> _YOUR ASSIGNMENT_
A single number is the answer: the count of lines in the records that hold the word "while".

-------- DATA PROVIDED

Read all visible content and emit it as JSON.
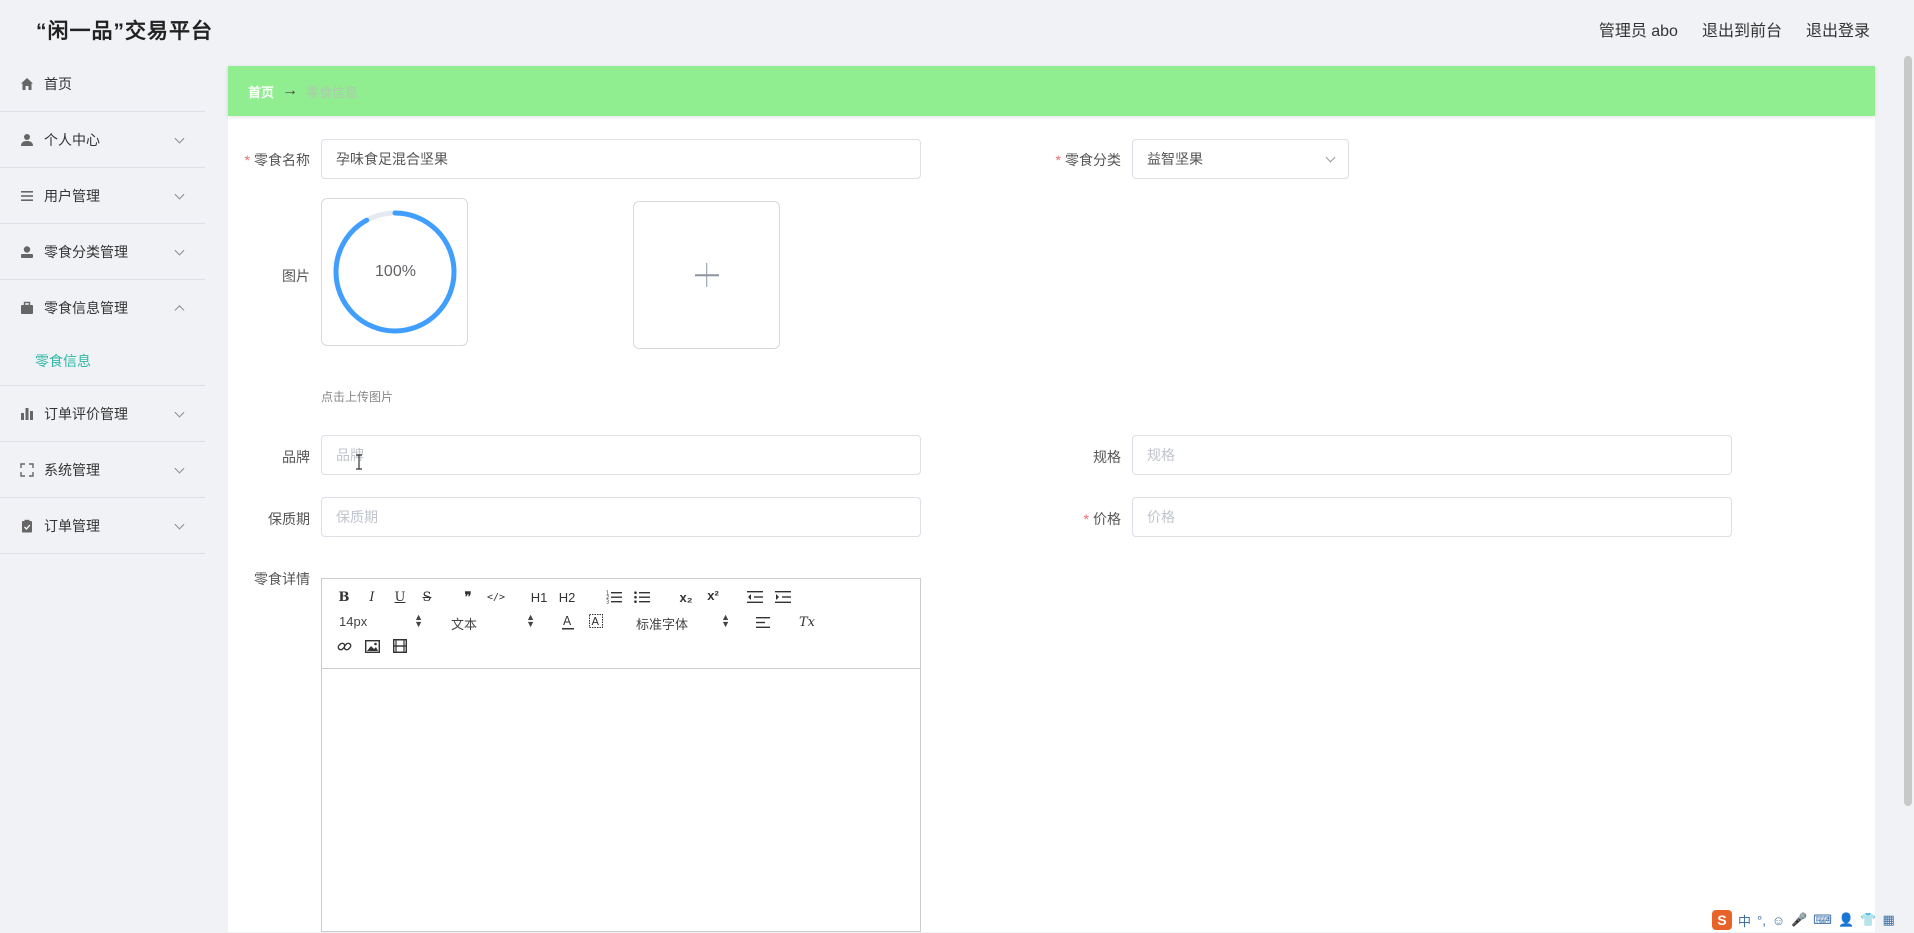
{
  "header": {
    "app_title": "“闲一品”交易平台",
    "admin_label": "管理员 abo",
    "to_frontend": "退出到前台",
    "logout": "退出登录"
  },
  "sidebar": {
    "items": [
      {
        "label": "首页",
        "icon": "home-icon"
      },
      {
        "label": "个人中心",
        "icon": "user-icon"
      },
      {
        "label": "用户管理",
        "icon": "list-icon"
      },
      {
        "label": "零食分类管理",
        "icon": "user-solid-icon"
      },
      {
        "label": "零食信息管理",
        "icon": "briefcase-icon"
      },
      {
        "label": "订单评价管理",
        "icon": "bar-chart-icon"
      },
      {
        "label": "系统管理",
        "icon": "fullscreen-icon"
      },
      {
        "label": "订单管理",
        "icon": "clipboard-icon"
      }
    ],
    "submenu_active": "零食信息"
  },
  "breadcrumb": {
    "home": "首页",
    "arrow": "→",
    "current": "零食信息"
  },
  "form": {
    "name_label": "零食名称",
    "name_value": "孕味食足混合坚果",
    "category_label": "零食分类",
    "category_value": "益智坚果",
    "image_label": "图片",
    "upload_progress": "100%",
    "upload_tip": "点击上传图片",
    "brand_label": "品牌",
    "brand_placeholder": "品牌",
    "spec_label": "规格",
    "spec_placeholder": "规格",
    "shelf_label": "保质期",
    "shelf_placeholder": "保质期",
    "price_label": "价格",
    "price_placeholder": "价格",
    "detail_label": "零食详情"
  },
  "editor": {
    "font_size": "14px",
    "header_select": "文本",
    "font_family": "标准字体",
    "buttons": {
      "bold": "B",
      "italic": "I",
      "underline": "U",
      "strike": "S",
      "blockquote": "❞",
      "code": "</>",
      "h1": "H1",
      "h2": "H2",
      "sub": "x₂",
      "sup": "x²",
      "clean": "Tx"
    }
  },
  "ime": {
    "logo": "S",
    "lang": "中",
    "punct": "°,"
  },
  "colors": {
    "breadcrumb_bg": "#90ee90",
    "accent": "#2fb8a7",
    "progress": "#409eff",
    "required": "#f56c6c"
  }
}
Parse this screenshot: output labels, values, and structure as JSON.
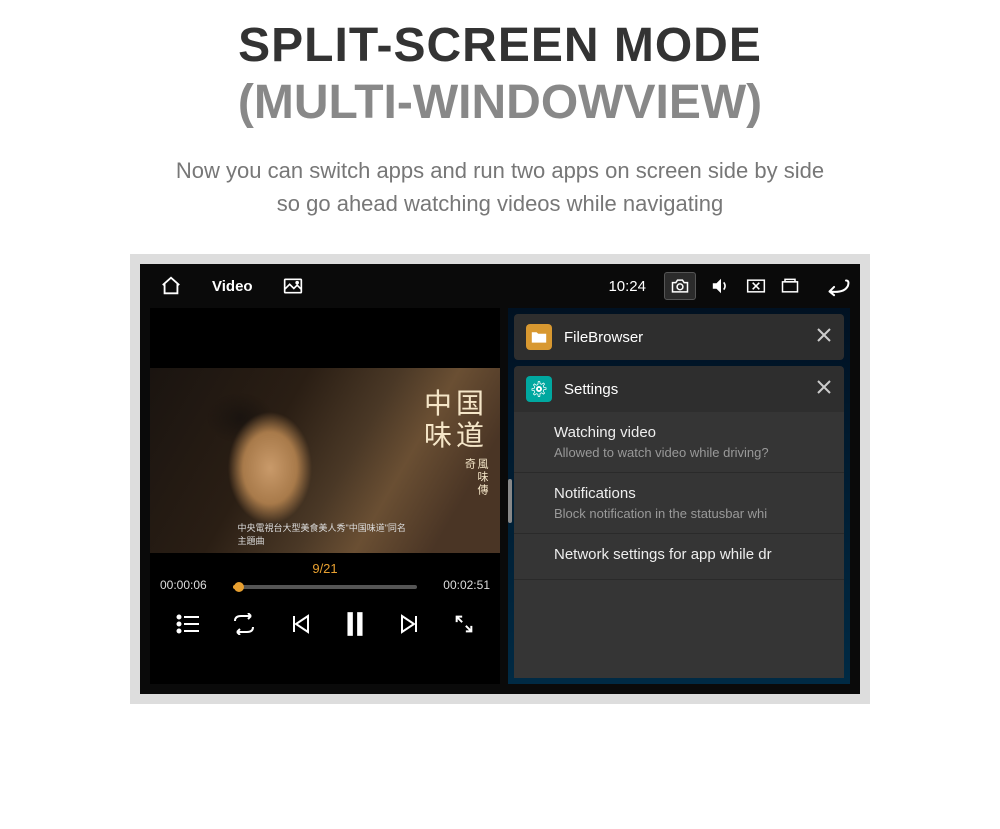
{
  "heading": {
    "title": "SPLIT-SCREEN MODE",
    "subtitle": "(MULTI-WINDOWVIEW)",
    "desc_line1": "Now you can switch apps and run two apps on screen side by side",
    "desc_line2": "so go ahead watching videos while navigating"
  },
  "status": {
    "app_label": "Video",
    "time": "10:24"
  },
  "video": {
    "overlay_l1": "中国",
    "overlay_l2": "味道",
    "overlay_small": "風味傳奇",
    "caption": "中央電視台大型美食美人秀\"中国味道\"同名主題曲",
    "elapsed": "00:00:06",
    "total": "00:02:51",
    "counter": "9/21"
  },
  "apps": {
    "filebrowser": "FileBrowser",
    "settings": "Settings"
  },
  "settings_list": [
    {
      "title": "Watching video",
      "sub": "Allowed to watch video while driving?"
    },
    {
      "title": "Notifications",
      "sub": "Block notification in the statusbar whi"
    },
    {
      "title": "Network settings for app while dr",
      "sub": ""
    }
  ]
}
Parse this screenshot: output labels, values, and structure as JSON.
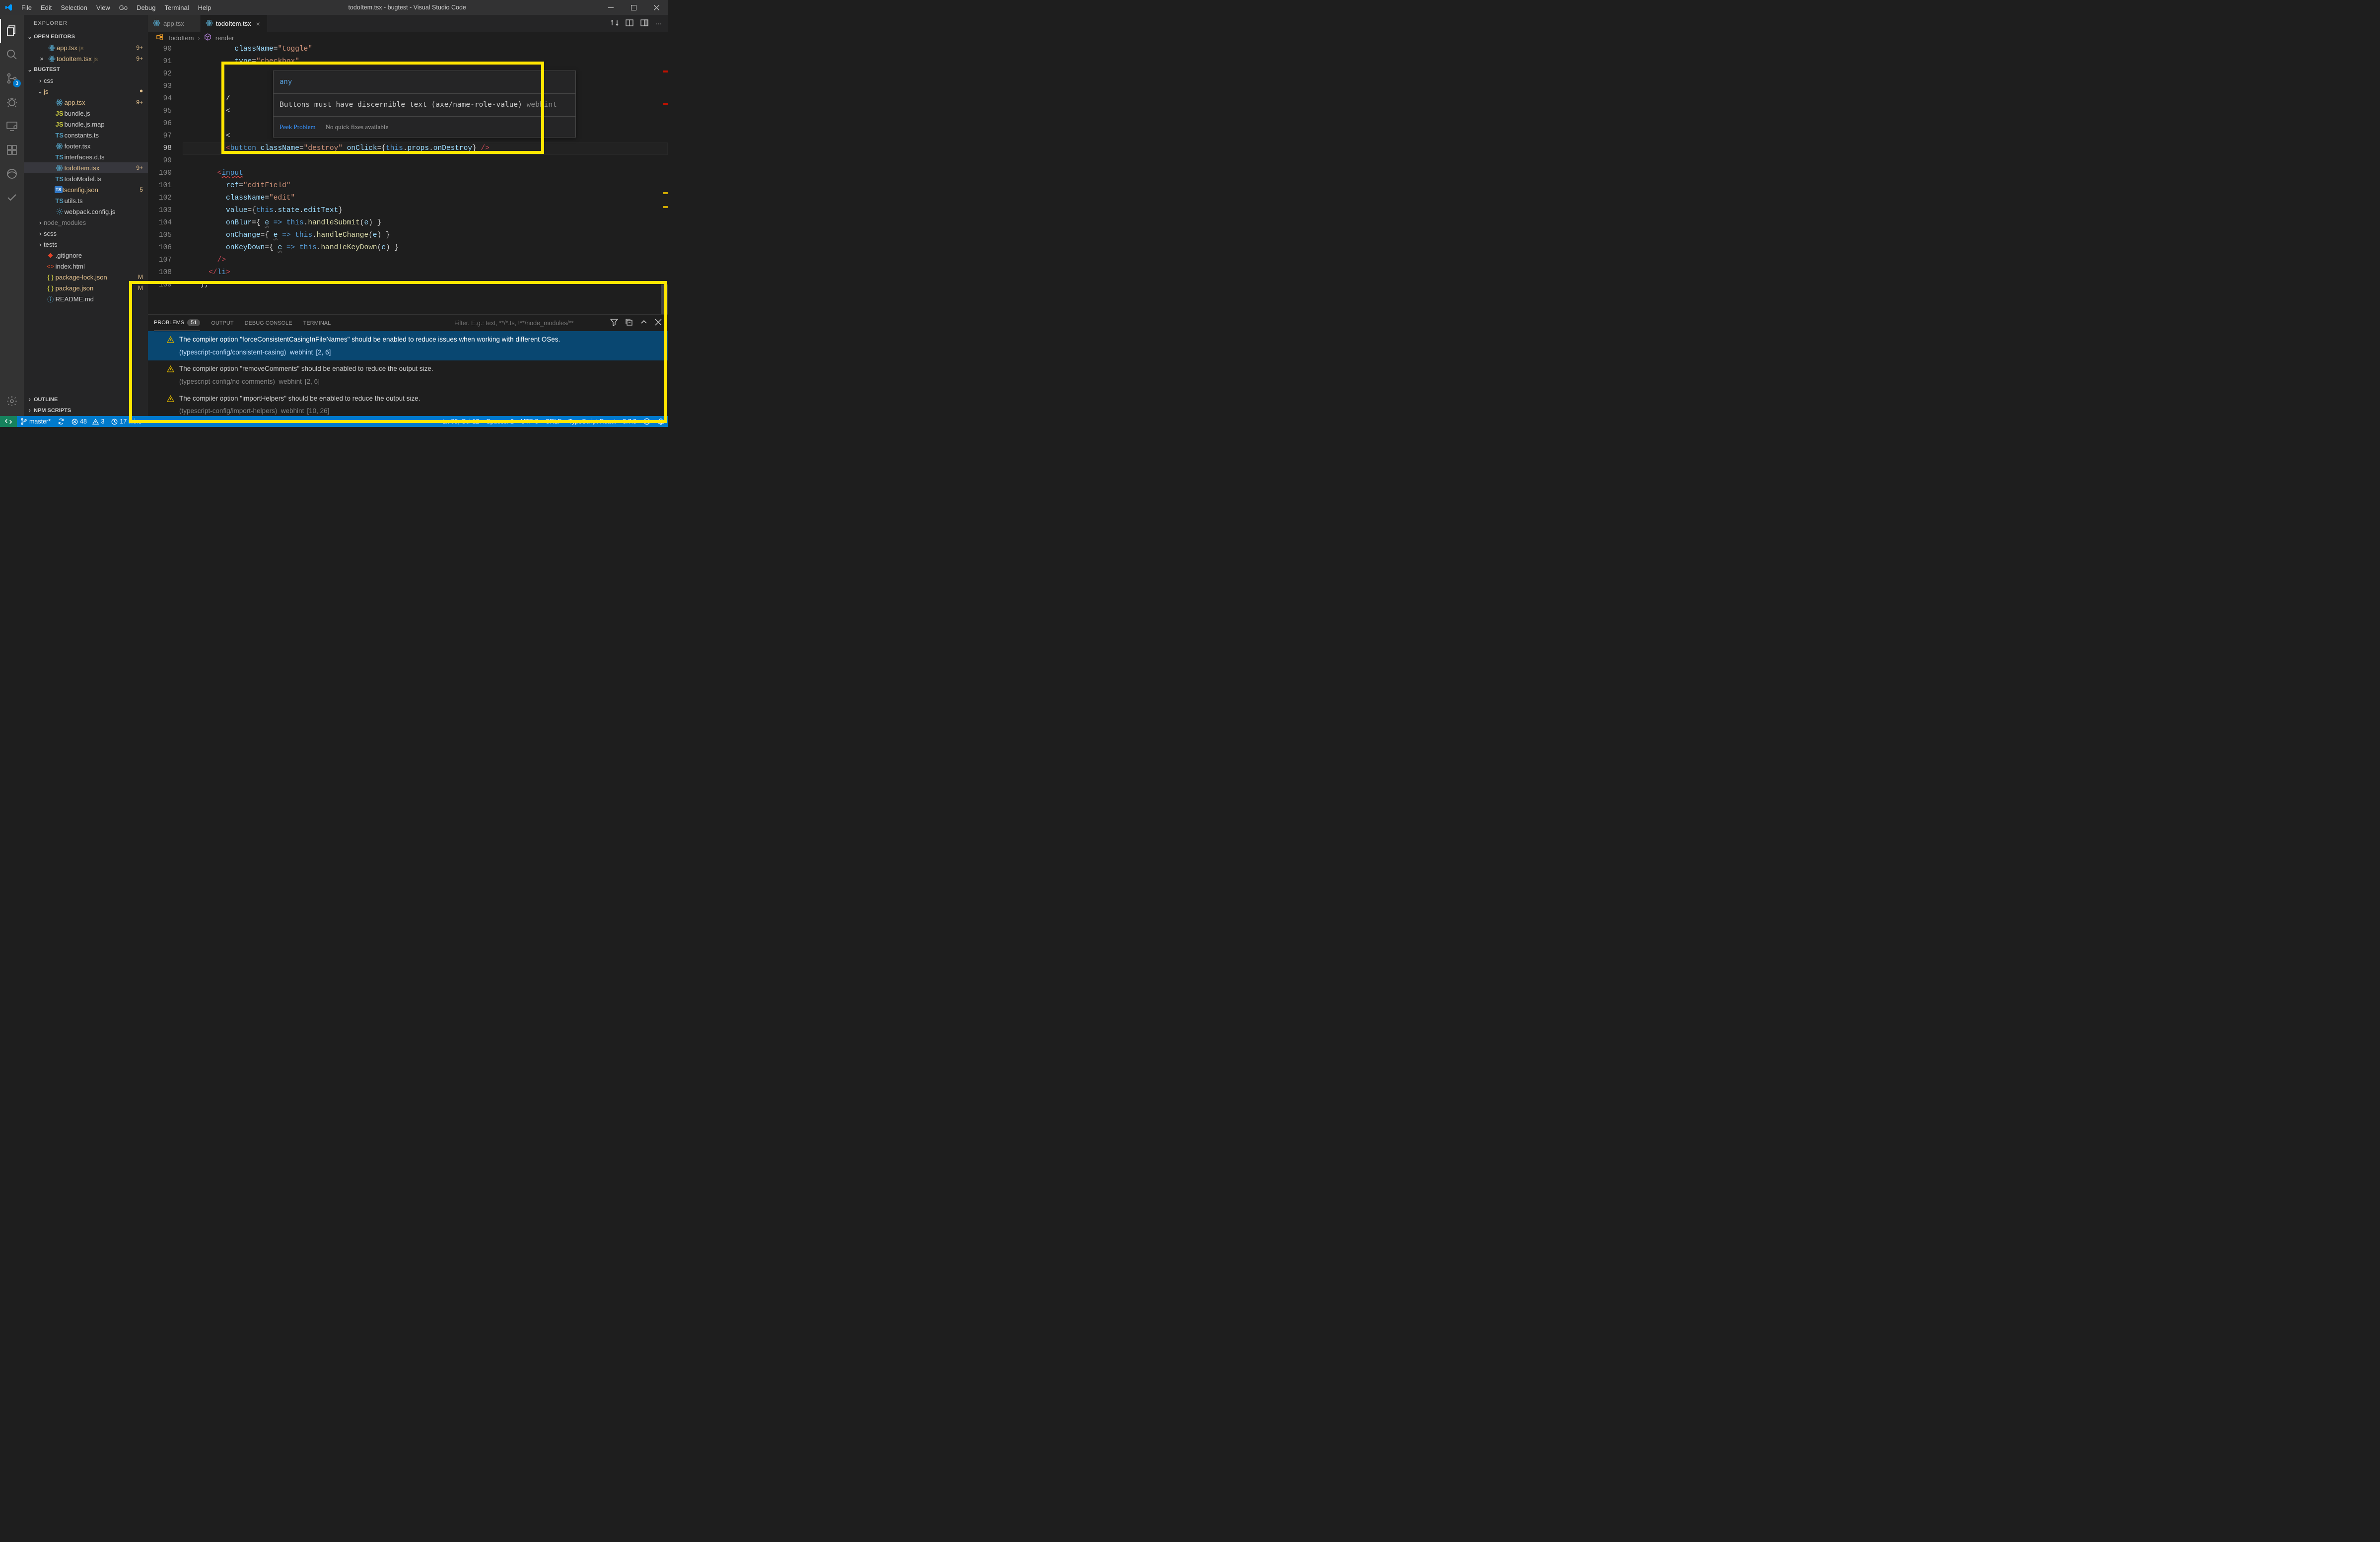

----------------

> _WRITTEN SOLUTION_
3